The transatlantic slave trade is the largest forced migration in history. Until recently, however, it was all but impossible to measure the trade’s true dimensions: There were simply too many records among too many geographically dispersed archives. But, today, the slave trade’s broad outlines and its subtler trends can be gauged because of a remarkably collegial and tech-savvy project called the Trans-Atlantic Slave Trade Database.
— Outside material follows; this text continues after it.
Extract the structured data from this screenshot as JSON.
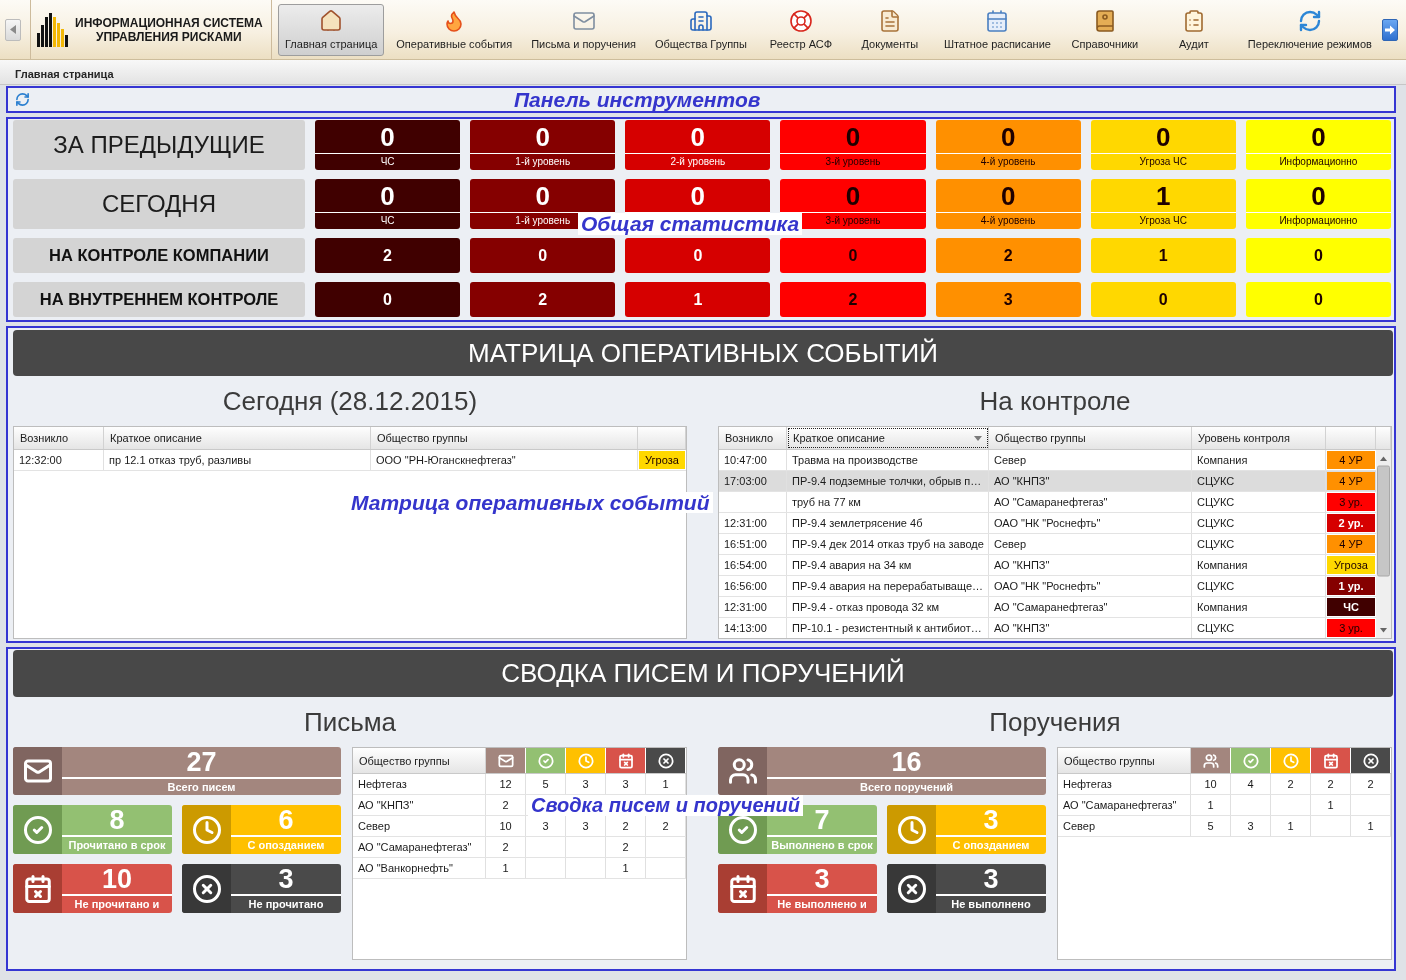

The database was born in 1990 in the British Public Records Office, when two scholars struck up a conversation about their respective projects. David Eltis, who is now the Robert W. Woodruff Professor of History at Emory University, was gathering data on the early history of the British slave trade. Stephen Behrendt, who teaches at the Victoria University of Wellington in New Zealand, was doing the same for its later years. They decided to combine their efforts to create a collaborative platform for further scholarship.
With $1,025,644 from NEH and help from the W. E. B. DuBois Institute for African and African American Research at Harvard University, Eltis and Behrendt were soon consolidating the data that they and many other historians had spent years culling from tax registers, port books, captains’ logs, private letters, and a myriad of other documents. They released the first edition of the database on CD-ROM in 1999 and, after integrating a wave of new information, launched an open-access website called Voyages in 2008. To date, the database includes data from 57 contributors, reflecting 34,948 voyages—an estimated 66 to 80 percent of all slaving expeditions to cross the Atlantic during the trade’s three-and-a-half centuries.
The real strength of the database, however, lies less in its grand totals than in the smaller patterns that emerge. Each record contains fields for a voyage’s milestone dates (departure, landings, return), rigging, captain’s name, places of slave purchase and sale, number of slaves embarked and disembarked, and so on. These kinds of details allow for more focused counts, which, in turn, raise more substantive questions: What can the data tell us, for example, about the dynamics of shipboard rebellions? About the origins of American rice culture? Or about the ancestry of Cuba’s slave population?
One of the first online databases to embrace crowdsourcing for the collection and correction of information, the database continues to evolve with the times. The project team is currently working to add the latest vetted data and recode the Voyages website, incorporating a foreign language capability and dynamic mapping features.
Image Credit: Library of Congress